When life gives you grapes ... make salad.
That's the attitude many Minnesotans seemed to adopt the day after the New York Times proclaimed grape salad the state's signature Thanksgiving dish.
Yes, many residents were initially aghast when the Times assigned grape salad to Minnesota as part of a feature story identifying the Thanksgiving dish that most evokes each state.
The Facebook page associated with the Times' Minnesota choice was quickly populated with comments calling the selection ridiculous, suggesting better alternatives, and wanting to know the identity of the "Minnesota-born heiress" who told the writer that grape salad was always part of her family's holiday.
Even one of the Times' own writers, Minneapolis-born David Carr, when asked to weigh in on the burgeoning controversy sided with the natives. Carr's Facebook comment reads:
"Grape. Salad. Grape Salad! May a hail of tater tots mercilessly bury you. Where do I start the petition? I ask you fellow Minnesotans, grab your lanterns and pitchforks and let's make them put those grapes, um, well, that wouldn't be Minnesota nice, would it?"
Soon, though, the umbrage subsided and another response took hold.
The taste of sour grapes gave way as Minnesotans planted tongue in cheek and embraced the grape.
Food critic Dara Moskowitz Grumdahl offered her own top 10 list of typical Minnesotan Thanksgiving dishes, which were marinated in the state's stereotypes. Examples:
- Seven Lake Mille Lacs crappies, breaded with Malt-O-Meal, fried in recycled Zamboni oil
- Venison baked in a crust of road-salt, served with ravioli stuffed with sauteed medallions of roof of Metrodome
By the time #grapegate was trending, there was some response from New York. The beleaguered Times writer, David Tanis, waded into the Facebook fray with a comment:
And later, #embracethegrape was garnished (courtesy of another Times writer) with a tidbit about Joyce Lamont, who shared recipes for decades on WCCO radio and included one for Holiday Grape Salad in a spiral bound cookbook.
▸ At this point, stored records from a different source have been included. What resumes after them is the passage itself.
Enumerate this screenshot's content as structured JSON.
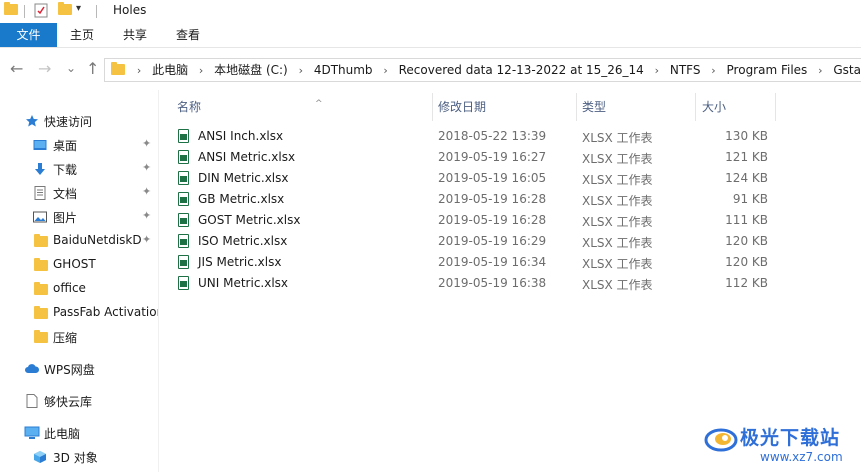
{
  "window": {
    "title": "Holes"
  },
  "ribbon": {
    "tabs": [
      "文件",
      "主页",
      "共享",
      "查看"
    ]
  },
  "nav": {
    "back": "←",
    "forward": "→",
    "dropdown": "⌄",
    "up": "↑",
    "path": [
      "此电脑",
      "本地磁盘 (C:)",
      "4DThumb",
      "Recovered data 12-13-2022 at 15_26_14",
      "NTFS",
      "Program Files",
      "Gstarsoft"
    ]
  },
  "sidebar": {
    "quick_access": "快速访问",
    "items": [
      {
        "label": "桌面",
        "pinned": true
      },
      {
        "label": "下载",
        "pinned": true
      },
      {
        "label": "文档",
        "pinned": true
      },
      {
        "label": "图片",
        "pinned": true
      },
      {
        "label": "BaiduNetdiskD",
        "pinned": true
      },
      {
        "label": "GHOST",
        "pinned": false
      },
      {
        "label": "office",
        "pinned": false
      },
      {
        "label": "PassFab Activation",
        "pinned": false
      },
      {
        "label": "压缩",
        "pinned": false
      }
    ],
    "wps": "WPS网盘",
    "gkyk": "够快云库",
    "this_pc": "此电脑",
    "objects3d": "3D 对象",
    "pin_glyph": "📌"
  },
  "columns": {
    "name": "名称",
    "modified": "修改日期",
    "type": "类型",
    "size": "大小",
    "sort_glyph": "^"
  },
  "files": [
    {
      "name": "ANSI Inch.xlsx",
      "modified": "2018-05-22 13:39",
      "type": "XLSX 工作表",
      "size": "130 KB"
    },
    {
      "name": "ANSI Metric.xlsx",
      "modified": "2019-05-19 16:27",
      "type": "XLSX 工作表",
      "size": "121 KB"
    },
    {
      "name": "DIN Metric.xlsx",
      "modified": "2019-05-19 16:05",
      "type": "XLSX 工作表",
      "size": "124 KB"
    },
    {
      "name": "GB Metric.xlsx",
      "modified": "2019-05-19 16:28",
      "type": "XLSX 工作表",
      "size": "91 KB"
    },
    {
      "name": "GOST Metric.xlsx",
      "modified": "2019-05-19 16:28",
      "type": "XLSX 工作表",
      "size": "111 KB"
    },
    {
      "name": "ISO Metric.xlsx",
      "modified": "2019-05-19 16:29",
      "type": "XLSX 工作表",
      "size": "120 KB"
    },
    {
      "name": "JIS Metric.xlsx",
      "modified": "2019-05-19 16:34",
      "type": "XLSX 工作表",
      "size": "120 KB"
    },
    {
      "name": "UNI Metric.xlsx",
      "modified": "2019-05-19 16:38",
      "type": "XLSX 工作表",
      "size": "112 KB"
    }
  ],
  "watermark": {
    "brand": "极光下载站",
    "url": "www.xz7.com"
  },
  "colors": {
    "accent": "#1979ca",
    "excel_green": "#1e7145",
    "folder": "#f5c242",
    "header_text": "#4d6082"
  }
}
But as the Twitter tempest churned on, there came one suggestion for something else to serve on the Thanksgiving table – gratitude.